Today I'll be talking about some very basic orchestration principles and common ideas I think can benefit the beginning orchestrator or composer the most.
First and foremost I think it’s very important to give a clear definition of instrumentation vs. orchestration:
Instrumentation - Learning about how the instruments themselves work. Things like timbre, range, playability, how most orchestra sections are laid out, and learning what is (and more importantly isn’t) idiomatic on a specific instrument.

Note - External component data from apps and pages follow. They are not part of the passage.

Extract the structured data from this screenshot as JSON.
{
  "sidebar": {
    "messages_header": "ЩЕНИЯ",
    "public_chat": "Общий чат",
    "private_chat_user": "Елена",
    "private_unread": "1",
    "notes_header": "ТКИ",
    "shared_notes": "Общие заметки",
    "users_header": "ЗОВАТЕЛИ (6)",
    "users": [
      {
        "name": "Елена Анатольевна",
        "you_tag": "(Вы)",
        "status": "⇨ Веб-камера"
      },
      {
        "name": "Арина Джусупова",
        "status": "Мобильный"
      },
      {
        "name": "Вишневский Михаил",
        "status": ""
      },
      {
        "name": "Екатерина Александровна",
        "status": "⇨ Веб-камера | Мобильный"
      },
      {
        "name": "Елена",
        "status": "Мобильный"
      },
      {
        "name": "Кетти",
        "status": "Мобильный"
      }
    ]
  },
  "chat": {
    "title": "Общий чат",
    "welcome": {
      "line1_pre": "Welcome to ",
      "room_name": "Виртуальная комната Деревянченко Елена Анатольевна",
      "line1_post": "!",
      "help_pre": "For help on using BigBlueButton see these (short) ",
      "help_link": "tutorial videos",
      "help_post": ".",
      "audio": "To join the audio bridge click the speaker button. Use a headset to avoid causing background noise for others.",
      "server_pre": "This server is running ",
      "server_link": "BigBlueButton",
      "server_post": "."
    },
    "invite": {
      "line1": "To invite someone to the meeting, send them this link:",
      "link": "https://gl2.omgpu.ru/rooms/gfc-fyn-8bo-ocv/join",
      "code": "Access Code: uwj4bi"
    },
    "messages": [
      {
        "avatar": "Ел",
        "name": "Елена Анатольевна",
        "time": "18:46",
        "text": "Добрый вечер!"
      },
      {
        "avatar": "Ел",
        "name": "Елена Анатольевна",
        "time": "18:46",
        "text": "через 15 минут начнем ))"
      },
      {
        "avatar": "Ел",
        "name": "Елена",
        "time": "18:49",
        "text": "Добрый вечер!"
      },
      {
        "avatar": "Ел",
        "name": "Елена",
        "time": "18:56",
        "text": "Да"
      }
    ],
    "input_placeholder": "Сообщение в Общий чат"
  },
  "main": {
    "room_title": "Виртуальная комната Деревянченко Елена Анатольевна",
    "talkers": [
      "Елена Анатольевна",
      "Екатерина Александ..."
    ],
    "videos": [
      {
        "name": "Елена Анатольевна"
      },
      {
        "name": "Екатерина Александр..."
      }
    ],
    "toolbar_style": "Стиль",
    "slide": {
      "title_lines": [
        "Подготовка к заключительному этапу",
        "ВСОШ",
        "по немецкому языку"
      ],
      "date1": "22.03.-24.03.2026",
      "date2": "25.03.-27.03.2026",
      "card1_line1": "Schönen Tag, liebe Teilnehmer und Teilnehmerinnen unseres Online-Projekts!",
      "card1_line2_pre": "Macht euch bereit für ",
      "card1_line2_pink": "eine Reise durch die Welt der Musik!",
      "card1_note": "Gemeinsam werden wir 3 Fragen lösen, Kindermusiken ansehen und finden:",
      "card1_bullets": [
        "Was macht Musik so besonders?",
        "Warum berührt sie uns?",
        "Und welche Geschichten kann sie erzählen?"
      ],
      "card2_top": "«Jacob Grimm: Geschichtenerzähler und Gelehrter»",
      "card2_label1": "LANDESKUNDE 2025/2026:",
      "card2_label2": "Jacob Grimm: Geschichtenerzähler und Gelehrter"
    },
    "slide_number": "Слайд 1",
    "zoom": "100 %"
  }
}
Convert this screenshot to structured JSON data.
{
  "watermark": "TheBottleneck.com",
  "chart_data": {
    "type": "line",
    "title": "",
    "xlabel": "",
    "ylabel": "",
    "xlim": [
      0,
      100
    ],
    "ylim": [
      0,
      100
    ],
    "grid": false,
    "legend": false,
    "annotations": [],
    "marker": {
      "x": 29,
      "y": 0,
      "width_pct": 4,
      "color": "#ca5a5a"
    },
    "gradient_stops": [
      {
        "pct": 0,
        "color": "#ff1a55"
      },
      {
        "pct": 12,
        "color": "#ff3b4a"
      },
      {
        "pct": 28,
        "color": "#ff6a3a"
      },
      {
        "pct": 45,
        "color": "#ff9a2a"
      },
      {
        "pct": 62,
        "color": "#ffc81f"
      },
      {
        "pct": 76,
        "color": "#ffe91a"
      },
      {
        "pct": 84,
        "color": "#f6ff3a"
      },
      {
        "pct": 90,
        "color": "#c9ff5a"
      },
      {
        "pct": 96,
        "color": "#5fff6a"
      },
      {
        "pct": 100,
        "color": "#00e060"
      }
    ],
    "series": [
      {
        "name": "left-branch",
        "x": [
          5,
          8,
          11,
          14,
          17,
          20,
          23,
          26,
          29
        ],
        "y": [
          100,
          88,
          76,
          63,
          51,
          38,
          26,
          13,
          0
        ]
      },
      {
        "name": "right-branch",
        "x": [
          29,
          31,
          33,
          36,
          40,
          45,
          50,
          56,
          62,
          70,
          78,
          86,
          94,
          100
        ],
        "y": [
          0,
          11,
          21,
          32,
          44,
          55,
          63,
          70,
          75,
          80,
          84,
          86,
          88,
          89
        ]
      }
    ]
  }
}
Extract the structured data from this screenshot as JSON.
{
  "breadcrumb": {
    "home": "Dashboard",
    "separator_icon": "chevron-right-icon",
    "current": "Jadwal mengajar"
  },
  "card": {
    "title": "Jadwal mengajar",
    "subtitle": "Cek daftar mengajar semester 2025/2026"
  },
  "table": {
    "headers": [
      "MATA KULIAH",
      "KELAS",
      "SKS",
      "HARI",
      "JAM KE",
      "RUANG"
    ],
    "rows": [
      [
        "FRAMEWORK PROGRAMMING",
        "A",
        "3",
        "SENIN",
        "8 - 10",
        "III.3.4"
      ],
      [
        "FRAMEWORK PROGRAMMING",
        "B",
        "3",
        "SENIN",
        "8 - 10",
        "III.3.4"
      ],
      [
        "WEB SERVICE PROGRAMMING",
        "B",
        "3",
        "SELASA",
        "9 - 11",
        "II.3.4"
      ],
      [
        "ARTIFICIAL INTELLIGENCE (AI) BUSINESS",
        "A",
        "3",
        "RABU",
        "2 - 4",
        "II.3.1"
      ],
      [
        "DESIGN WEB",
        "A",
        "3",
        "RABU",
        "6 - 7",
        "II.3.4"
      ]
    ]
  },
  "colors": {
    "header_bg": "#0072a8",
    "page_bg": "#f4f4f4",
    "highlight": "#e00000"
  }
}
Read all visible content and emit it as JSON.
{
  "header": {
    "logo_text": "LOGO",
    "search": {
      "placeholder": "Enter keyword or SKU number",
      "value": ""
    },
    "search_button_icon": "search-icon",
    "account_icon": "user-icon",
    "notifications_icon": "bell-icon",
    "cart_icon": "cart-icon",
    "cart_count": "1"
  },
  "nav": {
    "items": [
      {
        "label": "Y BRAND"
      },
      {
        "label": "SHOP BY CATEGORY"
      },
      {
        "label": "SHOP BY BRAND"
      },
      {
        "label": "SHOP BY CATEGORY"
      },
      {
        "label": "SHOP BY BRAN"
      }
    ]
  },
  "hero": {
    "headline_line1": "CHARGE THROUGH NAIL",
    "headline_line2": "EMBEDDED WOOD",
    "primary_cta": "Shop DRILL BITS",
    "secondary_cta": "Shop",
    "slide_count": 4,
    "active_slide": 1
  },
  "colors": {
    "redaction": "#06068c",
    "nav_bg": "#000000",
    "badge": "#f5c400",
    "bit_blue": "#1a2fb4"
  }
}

Orchestration - This is the craft of arranging music for an orchestra. Usually when people mention orchestration they are talking about a traditional (romantic-era, usually) orchestra; woodwinds, brass, percussion, and strings. This includes layering techniques (doubling a melody with separate instruments), picking the correct instrument for a melody, accompaniment, and basically what plays what. I would say that instrumentation is an important part of orchestration, but orchestration is not inherently a part of instrumentation. Since I used the word arranging I feel the need to define that too.
Arranging - The craft of taking music from one form (lead sheet, melody and/or chords) and putting the music into a different form and/or instrumentation. For instance, you can arrange something for orchestra, and you can orchestrate something. Arranging is a basic term for saying you changed it somehow, orchestration DIRECTLY relates to the instrumentation being an orchestra.
Now that I have given definitions to some confusing terms, I can start giving some basic tips on solid working orchestration. These tips are meant to be short and self-explanatory and it should be noted that there are a lot more ideas I will talk about later. I will leave things out for the sake of brevity.
Ochestrating for Woodwinds
Orchestrating for Brass
Orchestrating for Percussion
Orchestrating for Strings
Orchestrating for Full Orchestra
I want to state here and now that I am NOT a hugely successful, genius orchestrator. My intent is to try and help others learn the things I already have without going to music school or asking a million composers (who don’t respond) about them. I’m only trying to help you and give you some general advice so writing a piece for full orchestra doesn’t scare the bejesus out of you.
Here is another great resource for quick tips by a fantastic orchestrator: Thomas Goss.
This is a cumulative cultivation of our craft, and will take time. This is perfectly normal.
Good luck orchestrating and thanks for reading!
Matthew Harnage is a professional music composer, and arranger who works out of Raleigh, North Carolina.